* Extracted entries:
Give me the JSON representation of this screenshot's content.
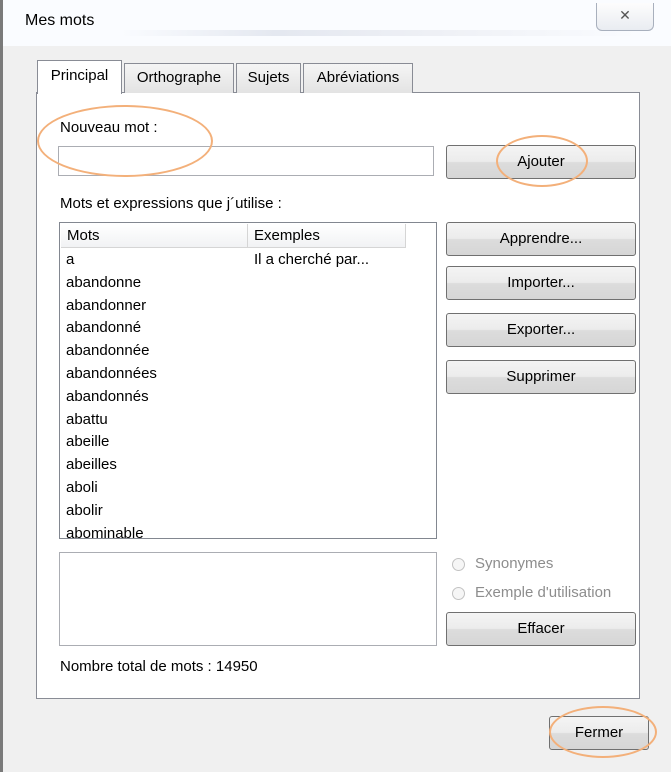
{
  "window": {
    "title": "Mes mots",
    "close_glyph": "✕"
  },
  "tabs": [
    {
      "label": "Principal",
      "active": true
    },
    {
      "label": "Orthographe",
      "active": false
    },
    {
      "label": "Sujets",
      "active": false
    },
    {
      "label": "Abréviations",
      "active": false
    }
  ],
  "new_word": {
    "label": "Nouveau mot :",
    "value": "",
    "add_button": "Ajouter"
  },
  "word_list": {
    "label": "Mots et expressions que j´utilise :",
    "columns": [
      "Mots",
      "Exemples"
    ],
    "rows": [
      {
        "word": "a",
        "example": "Il a cherché par..."
      },
      {
        "word": "abandonne",
        "example": ""
      },
      {
        "word": "abandonner",
        "example": ""
      },
      {
        "word": "abandonné",
        "example": ""
      },
      {
        "word": "abandonnée",
        "example": ""
      },
      {
        "word": "abandonnées",
        "example": ""
      },
      {
        "word": "abandonnés",
        "example": ""
      },
      {
        "word": "abattu",
        "example": ""
      },
      {
        "word": "abeille",
        "example": ""
      },
      {
        "word": "abeilles",
        "example": ""
      },
      {
        "word": "aboli",
        "example": ""
      },
      {
        "word": "abolir",
        "example": ""
      },
      {
        "word": "abominable",
        "example": ""
      }
    ]
  },
  "side_buttons": {
    "learn": "Apprendre...",
    "import": "Importer...",
    "export": "Exporter...",
    "delete": "Supprimer"
  },
  "options": {
    "synonyms": "Synonymes",
    "usage_example": "Exemple d'utilisation",
    "clear_button": "Effacer"
  },
  "status": {
    "total_words": "Nombre total de mots : 14950"
  },
  "footer": {
    "close_button": "Fermer"
  },
  "colors": {
    "highlight": "#f3b07a",
    "disabled_text": "#8d8d8d"
  },
  "icons": {
    "close": "close-icon",
    "scroll_up": "arrow-up-icon",
    "scroll_down": "arrow-down-icon"
  }
}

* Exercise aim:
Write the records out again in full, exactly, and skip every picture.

* Task result:
Give me the JSON representation of this screenshot's content.
{
  "window": {
    "title": "Mes mots",
    "close_glyph": "✕"
  },
  "tabs": [
    {
      "label": "Principal",
      "active": true
    },
    {
      "label": "Orthographe",
      "active": false
    },
    {
      "label": "Sujets",
      "active": false
    },
    {
      "label": "Abréviations",
      "active": false
    }
  ],
  "new_word": {
    "label": "Nouveau mot :",
    "value": "",
    "add_button": "Ajouter"
  },
  "word_list": {
    "label": "Mots et expressions que j´utilise :",
    "columns": [
      "Mots",
      "Exemples"
    ],
    "rows": [
      {
        "word": "a",
        "example": "Il a cherché par..."
      },
      {
        "word": "abandonne",
        "example": ""
      },
      {
        "word": "abandonner",
        "example": ""
      },
      {
        "word": "abandonné",
        "example": ""
      },
      {
        "word": "abandonnée",
        "example": ""
      },
      {
        "word": "abandonnées",
        "example": ""
      },
      {
        "word": "abandonnés",
        "example": ""
      },
      {
        "word": "abattu",
        "example": ""
      },
      {
        "word": "abeille",
        "example": ""
      },
      {
        "word": "abeilles",
        "example": ""
      },
      {
        "word": "aboli",
        "example": ""
      },
      {
        "word": "abolir",
        "example": ""
      },
      {
        "word": "abominable",
        "example": ""
      }
    ]
  },
  "side_buttons": {
    "learn": "Apprendre...",
    "import": "Importer...",
    "export": "Exporter...",
    "delete": "Supprimer"
  },
  "options": {
    "synonyms": "Synonymes",
    "usage_example": "Exemple d'utilisation",
    "clear_button": "Effacer"
  },
  "status": {
    "total_words": "Nombre total de mots : 14950"
  },
  "footer": {
    "close_button": "Fermer"
  },
  "colors": {
    "highlight": "#f3b07a",
    "disabled_text": "#8d8d8d"
  },
  "icons": {
    "close": "close-icon",
    "scroll_up": "arrow-up-icon",
    "scroll_down": "arrow-down-icon"
  }
}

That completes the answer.